Bonanza dropped a bit in the ratings for this 1962-1963 season, going from the second to the fourth most-watched network show in the country. Firmly entrenched in its Sunday 9:00pm timeslot, Bonanza's lead-ins, the new flop Ensign Pulver, followed by slightly dropping Walt Disney's Wonderful World of Color and faded Car 54, Where Are You? helped a little...but classy, low-rated lead-out DuPont Show of the Week may have been a bit of a drag against powerhouse Candid Camera over on CBS. Bonanza's direct competition, The Real McCoys on CBS, took a big hit against the Ponderosa, going from 14th the previous season to out of the Nielsen Top 30 altogether, while The ABC Sunday Night Movie was years away from being its usual solid ratings winner.
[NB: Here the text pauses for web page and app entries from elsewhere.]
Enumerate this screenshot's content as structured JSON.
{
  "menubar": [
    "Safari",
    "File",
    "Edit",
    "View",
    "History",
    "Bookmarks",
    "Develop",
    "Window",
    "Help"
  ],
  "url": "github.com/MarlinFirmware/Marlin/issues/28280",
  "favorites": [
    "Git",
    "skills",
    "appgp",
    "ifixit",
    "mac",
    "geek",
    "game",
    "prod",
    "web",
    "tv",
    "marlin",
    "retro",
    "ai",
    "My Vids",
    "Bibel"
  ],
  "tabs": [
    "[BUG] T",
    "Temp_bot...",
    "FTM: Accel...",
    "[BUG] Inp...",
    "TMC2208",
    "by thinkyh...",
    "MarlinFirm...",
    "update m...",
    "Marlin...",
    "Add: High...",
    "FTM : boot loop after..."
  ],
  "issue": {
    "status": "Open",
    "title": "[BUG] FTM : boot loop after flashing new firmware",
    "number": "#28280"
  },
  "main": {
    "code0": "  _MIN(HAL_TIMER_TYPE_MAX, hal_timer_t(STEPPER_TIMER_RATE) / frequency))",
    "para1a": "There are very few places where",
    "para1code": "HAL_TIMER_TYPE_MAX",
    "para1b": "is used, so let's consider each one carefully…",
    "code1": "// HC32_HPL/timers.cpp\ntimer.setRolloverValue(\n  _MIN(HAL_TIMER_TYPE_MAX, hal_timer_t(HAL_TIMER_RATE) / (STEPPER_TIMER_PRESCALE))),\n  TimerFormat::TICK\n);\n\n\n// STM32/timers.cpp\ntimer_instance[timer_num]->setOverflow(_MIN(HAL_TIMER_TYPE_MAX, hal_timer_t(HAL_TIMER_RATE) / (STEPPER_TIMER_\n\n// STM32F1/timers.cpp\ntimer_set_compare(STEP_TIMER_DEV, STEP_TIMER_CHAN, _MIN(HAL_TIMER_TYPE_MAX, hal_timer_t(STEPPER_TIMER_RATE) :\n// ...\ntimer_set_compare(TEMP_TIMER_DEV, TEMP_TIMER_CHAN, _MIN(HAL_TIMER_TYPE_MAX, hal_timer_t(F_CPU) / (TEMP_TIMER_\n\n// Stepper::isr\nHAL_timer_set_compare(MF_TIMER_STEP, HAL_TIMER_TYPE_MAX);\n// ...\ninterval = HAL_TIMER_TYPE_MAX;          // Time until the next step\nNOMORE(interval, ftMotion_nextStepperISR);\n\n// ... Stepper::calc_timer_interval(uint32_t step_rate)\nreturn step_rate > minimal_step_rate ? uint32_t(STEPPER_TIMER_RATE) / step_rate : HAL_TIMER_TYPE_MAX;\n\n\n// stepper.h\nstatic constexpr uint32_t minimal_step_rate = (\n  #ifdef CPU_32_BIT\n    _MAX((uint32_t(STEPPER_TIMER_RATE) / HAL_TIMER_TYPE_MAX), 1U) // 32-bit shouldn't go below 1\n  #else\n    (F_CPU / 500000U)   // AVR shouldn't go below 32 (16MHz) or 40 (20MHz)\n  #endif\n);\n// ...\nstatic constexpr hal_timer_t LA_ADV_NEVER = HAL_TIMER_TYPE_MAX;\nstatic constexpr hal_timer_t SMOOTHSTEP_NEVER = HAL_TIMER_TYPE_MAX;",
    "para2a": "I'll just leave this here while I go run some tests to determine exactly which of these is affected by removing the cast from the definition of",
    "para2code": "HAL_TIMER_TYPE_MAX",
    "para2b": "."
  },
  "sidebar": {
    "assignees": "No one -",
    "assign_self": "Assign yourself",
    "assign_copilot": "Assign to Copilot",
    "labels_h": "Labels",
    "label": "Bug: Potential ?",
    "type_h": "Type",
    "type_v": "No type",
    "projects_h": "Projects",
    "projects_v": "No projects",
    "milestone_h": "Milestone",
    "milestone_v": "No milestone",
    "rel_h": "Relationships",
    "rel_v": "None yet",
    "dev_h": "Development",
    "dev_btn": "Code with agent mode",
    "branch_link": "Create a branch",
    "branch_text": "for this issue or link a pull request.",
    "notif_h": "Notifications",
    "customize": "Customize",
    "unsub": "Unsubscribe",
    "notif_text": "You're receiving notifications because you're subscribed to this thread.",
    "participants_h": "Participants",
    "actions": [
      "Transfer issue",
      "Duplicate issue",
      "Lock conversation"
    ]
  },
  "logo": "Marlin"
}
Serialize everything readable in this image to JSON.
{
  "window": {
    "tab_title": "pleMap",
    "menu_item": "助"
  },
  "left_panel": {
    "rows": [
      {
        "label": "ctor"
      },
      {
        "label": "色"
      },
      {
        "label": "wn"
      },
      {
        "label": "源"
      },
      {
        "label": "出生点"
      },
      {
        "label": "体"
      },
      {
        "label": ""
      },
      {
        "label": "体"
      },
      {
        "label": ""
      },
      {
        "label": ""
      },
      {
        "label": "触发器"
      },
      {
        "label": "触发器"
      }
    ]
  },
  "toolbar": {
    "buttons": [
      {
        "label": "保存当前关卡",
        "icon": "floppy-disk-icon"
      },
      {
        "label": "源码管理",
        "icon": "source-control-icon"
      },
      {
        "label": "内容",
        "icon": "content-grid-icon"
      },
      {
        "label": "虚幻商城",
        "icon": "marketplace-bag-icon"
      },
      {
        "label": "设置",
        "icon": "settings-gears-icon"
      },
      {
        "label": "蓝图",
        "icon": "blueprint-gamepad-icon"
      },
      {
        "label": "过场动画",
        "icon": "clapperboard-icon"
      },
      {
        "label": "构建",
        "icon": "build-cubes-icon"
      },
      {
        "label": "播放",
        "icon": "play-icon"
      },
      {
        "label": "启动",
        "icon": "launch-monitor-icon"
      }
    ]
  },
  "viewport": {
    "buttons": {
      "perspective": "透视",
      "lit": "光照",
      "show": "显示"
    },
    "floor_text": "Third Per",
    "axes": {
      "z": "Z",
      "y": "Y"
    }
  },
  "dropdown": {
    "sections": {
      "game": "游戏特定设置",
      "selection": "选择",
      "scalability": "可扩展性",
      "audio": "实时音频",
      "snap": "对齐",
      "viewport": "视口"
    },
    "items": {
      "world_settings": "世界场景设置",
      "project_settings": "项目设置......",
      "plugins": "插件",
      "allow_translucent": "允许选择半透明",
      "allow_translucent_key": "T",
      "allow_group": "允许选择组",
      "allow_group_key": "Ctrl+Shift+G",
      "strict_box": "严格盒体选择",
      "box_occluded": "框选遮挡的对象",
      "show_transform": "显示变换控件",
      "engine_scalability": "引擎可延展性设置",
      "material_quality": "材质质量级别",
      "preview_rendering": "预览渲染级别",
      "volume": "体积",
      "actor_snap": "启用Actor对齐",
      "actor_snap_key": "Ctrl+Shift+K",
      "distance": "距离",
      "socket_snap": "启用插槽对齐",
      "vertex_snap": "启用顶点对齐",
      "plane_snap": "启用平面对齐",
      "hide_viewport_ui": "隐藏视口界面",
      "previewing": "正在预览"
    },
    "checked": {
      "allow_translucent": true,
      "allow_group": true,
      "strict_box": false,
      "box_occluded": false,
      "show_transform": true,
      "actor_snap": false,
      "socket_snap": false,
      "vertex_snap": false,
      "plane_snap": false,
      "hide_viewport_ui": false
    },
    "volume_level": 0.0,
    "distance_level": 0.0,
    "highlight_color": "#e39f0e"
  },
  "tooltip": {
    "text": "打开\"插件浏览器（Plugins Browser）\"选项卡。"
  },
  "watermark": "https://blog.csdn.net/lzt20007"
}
Bonanza would bounce back in a big way over the next four years....
Paul Mavis is an internationally published film and television historian, a member of the Online Film Critics Society, and the author of The Espionage Filmography.